An October 2 Chalkbeat Colorado story highlights the early progress of the community-developed and Board-approved plans to reconfigure educational delivery in the two poorest regions of Jeffco Public Schools. “Changes embraced at Jeffco schools that serve low-income students” by Nic Garcia notes both the encouraging news and the ongoing challenges facing the Jefferson and Alameda articulartion areas:
Early anecdotal evidence suggests the changes, which include combining four schools into two and developing a dual language program in primary schools, are resonating with teachers, students and parents, district leaders said.
But there are long-term building needs that the district will need to tackle and it’s still too early to know whether an emphasis to improve students’ vocabularies will be enough to boost achievement for those who are chronically behind.
In March 2015 the Jeffco Board of Education unanimously approved both the Jefferson and Alameda plans. The plans — developed by parents, teachers, and community leaders — represent bottom-up solutions that recognize the unique challenges facing the lower-income populations of students in the affected areas of Lakewood, Wheat Ridge, and Edgewater.
In 2014, only 2 percent of 10th graders at Edgewater’s Jefferson High School demonstrated proficiency in math. At nearby Lundberg Elementary, only 40 percent of third graders reached the critical mark of reading at grade level.

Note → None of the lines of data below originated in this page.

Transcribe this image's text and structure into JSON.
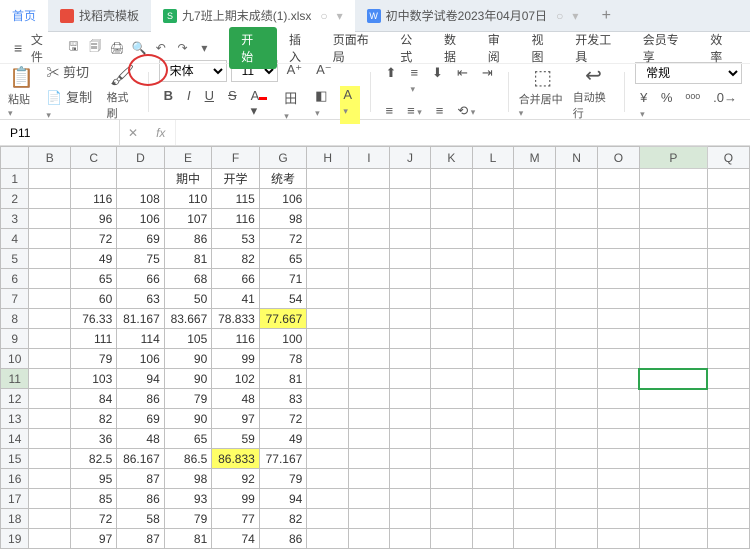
{
  "tabs": {
    "home": "首页",
    "t1": "找稻壳模板",
    "t2": "九7班上期末成绩(1).xlsx",
    "t3": "初中数学试卷2023年04月07日"
  },
  "menubar": {
    "file": "文件",
    "ribbon": [
      "开始",
      "插入",
      "页面布局",
      "公式",
      "数据",
      "审阅",
      "视图",
      "开发工具",
      "会员专享",
      "效率"
    ]
  },
  "toolbar": {
    "paste": "粘贴",
    "cut": "剪切",
    "copy": "复制",
    "format": "格式刷",
    "font": "宋体",
    "size": "11",
    "merge": "合并居中",
    "wrap": "自动换行",
    "numfmt": "常规"
  },
  "namebox": "P11",
  "fx": "fx",
  "cols": [
    "",
    "B",
    "C",
    "D",
    "E",
    "F",
    "G",
    "H",
    "I",
    "J",
    "K",
    "L",
    "M",
    "N",
    "O",
    "P",
    "Q"
  ],
  "headers": {
    "E": "期中",
    "F": "开学",
    "G": "统考"
  },
  "rows": [
    {
      "r": 1
    },
    {
      "r": 2,
      "C": "116",
      "D": "108",
      "E": "110",
      "F": "115",
      "G": "106"
    },
    {
      "r": 3,
      "C": "96",
      "D": "106",
      "E": "107",
      "F": "116",
      "G": "98"
    },
    {
      "r": 4,
      "C": "72",
      "D": "69",
      "E": "86",
      "F": "53",
      "G": "72"
    },
    {
      "r": 5,
      "C": "49",
      "D": "75",
      "E": "81",
      "F": "82",
      "G": "65"
    },
    {
      "r": 6,
      "C": "65",
      "D": "66",
      "E": "68",
      "F": "66",
      "G": "71"
    },
    {
      "r": 7,
      "C": "60",
      "D": "63",
      "E": "50",
      "F": "41",
      "G": "54"
    },
    {
      "r": 8,
      "C": "76.33",
      "D": "81.167",
      "E": "83.667",
      "F": "78.833",
      "G": "77.667",
      "hl": [
        "G"
      ]
    },
    {
      "r": 9,
      "C": "111",
      "D": "114",
      "E": "105",
      "F": "116",
      "G": "100"
    },
    {
      "r": 10,
      "C": "79",
      "D": "106",
      "E": "90",
      "F": "99",
      "G": "78"
    },
    {
      "r": 11,
      "C": "103",
      "D": "94",
      "E": "90",
      "F": "102",
      "G": "81",
      "sel": true
    },
    {
      "r": 12,
      "C": "84",
      "D": "86",
      "E": "79",
      "F": "48",
      "G": "83"
    },
    {
      "r": 13,
      "C": "82",
      "D": "69",
      "E": "90",
      "F": "97",
      "G": "72"
    },
    {
      "r": 14,
      "C": "36",
      "D": "48",
      "E": "65",
      "F": "59",
      "G": "49"
    },
    {
      "r": 15,
      "C": "82.5",
      "D": "86.167",
      "E": "86.5",
      "F": "86.833",
      "G": "77.167",
      "hl": [
        "F"
      ]
    },
    {
      "r": 16,
      "C": "95",
      "D": "87",
      "E": "98",
      "F": "92",
      "G": "79"
    },
    {
      "r": 17,
      "C": "85",
      "D": "86",
      "E": "93",
      "F": "99",
      "G": "94"
    },
    {
      "r": 18,
      "C": "72",
      "D": "58",
      "E": "79",
      "F": "77",
      "G": "82"
    },
    {
      "r": 19,
      "C": "97",
      "D": "87",
      "E": "81",
      "F": "74",
      "G": "86"
    }
  ],
  "selected": {
    "row": 11,
    "col": "P"
  }
}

Jeffco’s current trajectory is focused on increased expectations centrally and more empowered decisions locally. Under the incoming leadership of the current majority in 2013, the board voted unanimously to set higher academic achievement goals district-wide. The board also has supported the district’s significant change to student-based budgeting, which promotes greater decision-making over resources, personnel, and programs at the building level.